### Data provided

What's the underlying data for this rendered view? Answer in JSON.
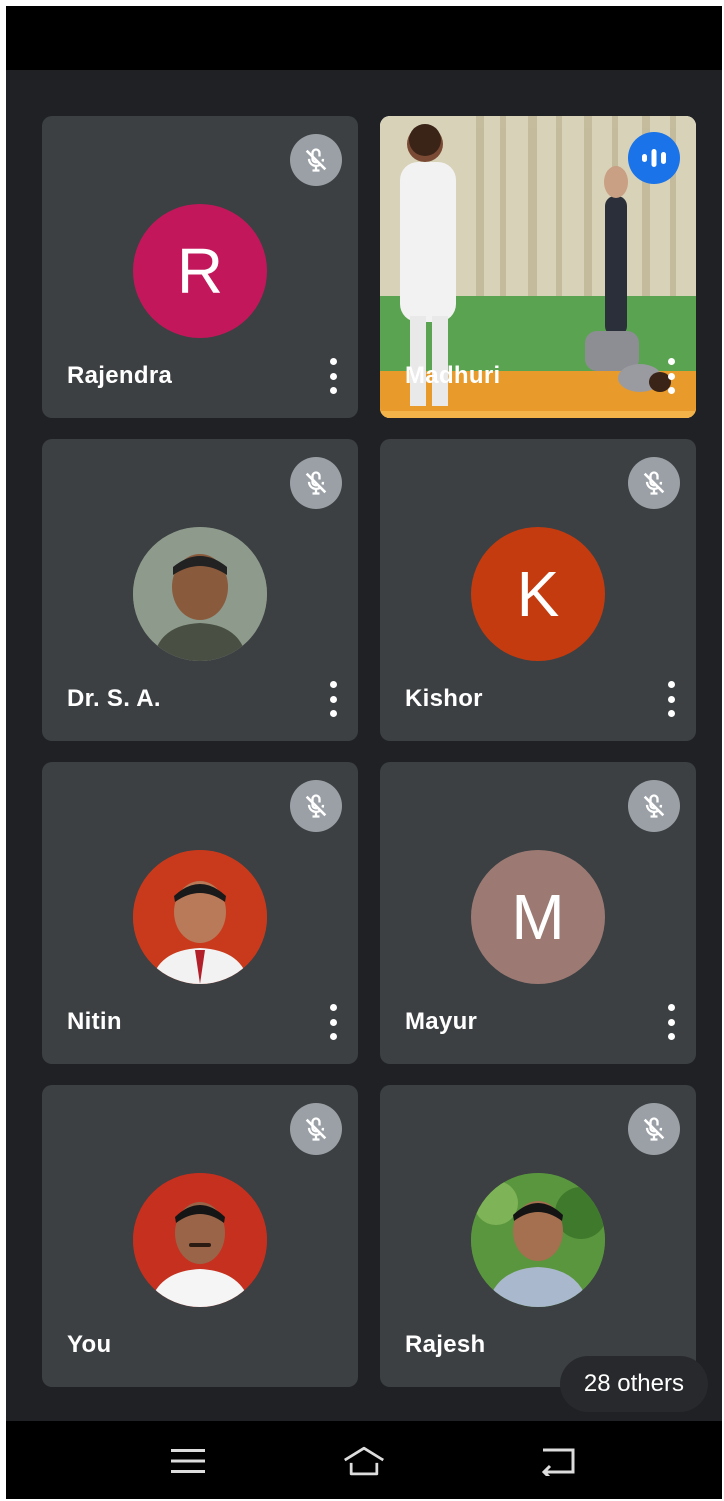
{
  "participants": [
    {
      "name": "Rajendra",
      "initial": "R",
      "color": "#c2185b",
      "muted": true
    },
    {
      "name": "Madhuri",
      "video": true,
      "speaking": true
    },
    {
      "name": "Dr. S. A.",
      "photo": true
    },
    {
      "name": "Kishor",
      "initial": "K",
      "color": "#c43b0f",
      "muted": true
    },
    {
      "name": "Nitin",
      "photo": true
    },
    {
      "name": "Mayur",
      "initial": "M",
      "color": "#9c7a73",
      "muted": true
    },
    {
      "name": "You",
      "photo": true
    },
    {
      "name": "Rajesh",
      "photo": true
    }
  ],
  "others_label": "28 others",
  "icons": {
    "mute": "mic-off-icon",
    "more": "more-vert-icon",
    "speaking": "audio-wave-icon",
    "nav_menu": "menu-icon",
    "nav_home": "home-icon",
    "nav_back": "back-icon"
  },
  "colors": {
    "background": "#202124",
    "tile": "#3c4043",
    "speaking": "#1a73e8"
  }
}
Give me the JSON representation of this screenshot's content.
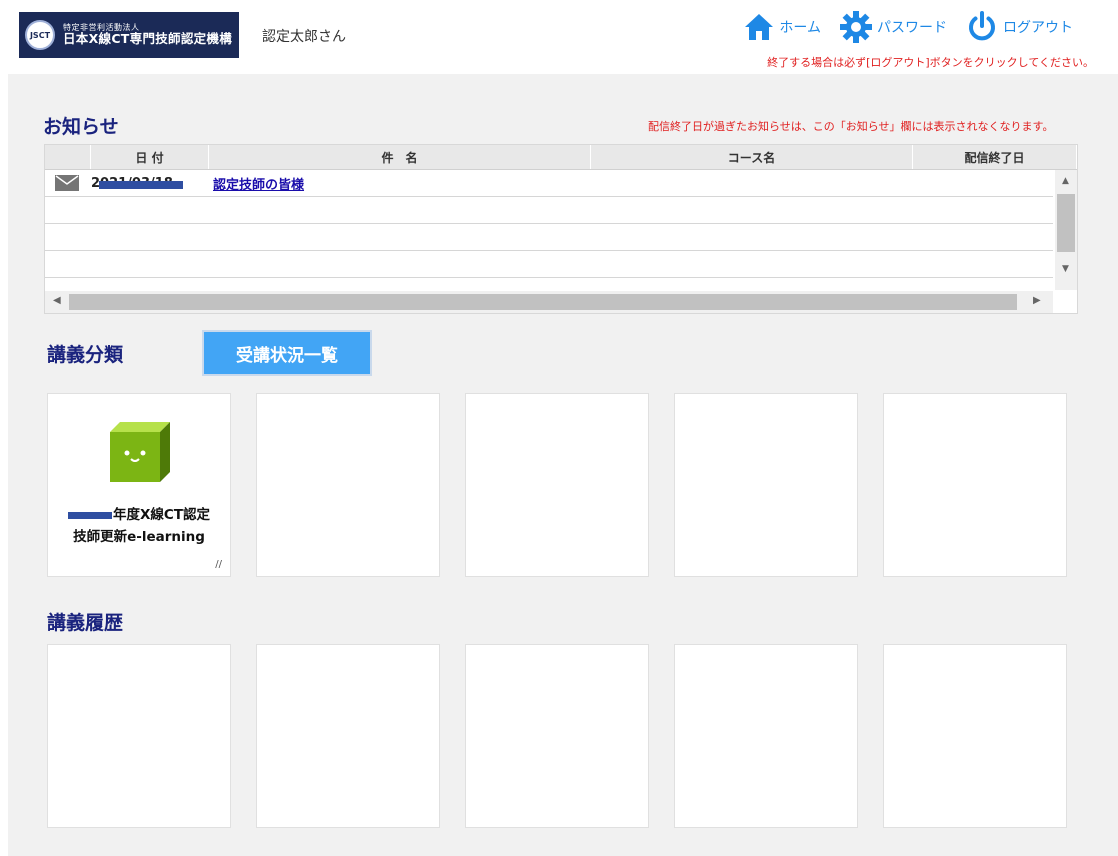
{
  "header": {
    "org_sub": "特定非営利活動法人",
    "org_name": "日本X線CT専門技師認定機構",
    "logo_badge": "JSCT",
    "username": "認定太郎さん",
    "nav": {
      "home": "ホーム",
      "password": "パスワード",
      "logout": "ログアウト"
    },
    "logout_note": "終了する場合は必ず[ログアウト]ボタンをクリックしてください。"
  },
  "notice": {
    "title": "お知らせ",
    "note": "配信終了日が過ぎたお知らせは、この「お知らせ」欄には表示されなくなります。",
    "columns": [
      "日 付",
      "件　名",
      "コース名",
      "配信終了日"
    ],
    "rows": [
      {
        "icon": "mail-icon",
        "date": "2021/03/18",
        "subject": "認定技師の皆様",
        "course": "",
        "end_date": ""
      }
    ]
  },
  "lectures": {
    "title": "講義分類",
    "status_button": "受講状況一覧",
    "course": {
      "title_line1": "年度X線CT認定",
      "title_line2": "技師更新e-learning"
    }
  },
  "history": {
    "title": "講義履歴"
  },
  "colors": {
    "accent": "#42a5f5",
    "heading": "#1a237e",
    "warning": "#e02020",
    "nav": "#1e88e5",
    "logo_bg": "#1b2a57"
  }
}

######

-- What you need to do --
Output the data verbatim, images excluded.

-- Task output --
What's the underlying data for this rendered view? Answer in JSON.
{
  "participants": [
    {
      "name": "Rajendra",
      "initial": "R",
      "color": "#c2185b",
      "muted": true
    },
    {
      "name": "Madhuri",
      "video": true,
      "speaking": true
    },
    {
      "name": "Dr. S. A.",
      "photo": true
    },
    {
      "name": "Kishor",
      "initial": "K",
      "color": "#c43b0f",
      "muted": true
    },
    {
      "name": "Nitin",
      "photo": true
    },
    {
      "name": "Mayur",
      "initial": "M",
      "color": "#9c7a73",
      "muted": true
    },
    {
      "name": "You",
      "photo": true
    },
    {
      "name": "Rajesh",
      "photo": true
    }
  ],
  "others_label": "28 others",
  "icons": {
    "mute": "mic-off-icon",
    "more": "more-vert-icon",
    "speaking": "audio-wave-icon",
    "nav_menu": "menu-icon",
    "nav_home": "home-icon",
    "nav_back": "back-icon"
  },
  "colors": {
    "background": "#202124",
    "tile": "#3c4043",
    "speaking": "#1a73e8"
  }
}
Give me the JSON representation of this screenshot's content.
{
  "header": {
    "org_sub": "特定非営利活動法人",
    "org_name": "日本X線CT専門技師認定機構",
    "logo_badge": "JSCT",
    "username": "認定太郎さん",
    "nav": {
      "home": "ホーム",
      "password": "パスワード",
      "logout": "ログアウト"
    },
    "logout_note": "終了する場合は必ず[ログアウト]ボタンをクリックしてください。"
  },
  "notice": {
    "title": "お知らせ",
    "note": "配信終了日が過ぎたお知らせは、この「お知らせ」欄には表示されなくなります。",
    "columns": [
      "日 付",
      "件　名",
      "コース名",
      "配信終了日"
    ],
    "rows": [
      {
        "icon": "mail-icon",
        "date": "2021/03/18",
        "subject": "認定技師の皆様",
        "course": "",
        "end_date": ""
      }
    ]
  },
  "lectures": {
    "title": "講義分類",
    "status_button": "受講状況一覧",
    "course": {
      "title_line1": "年度X線CT認定",
      "title_line2": "技師更新e-learning"
    }
  },
  "history": {
    "title": "講義履歴"
  },
  "colors": {
    "accent": "#42a5f5",
    "heading": "#1a237e",
    "warning": "#e02020",
    "nav": "#1e88e5",
    "logo_bg": "#1b2a57"
  }
}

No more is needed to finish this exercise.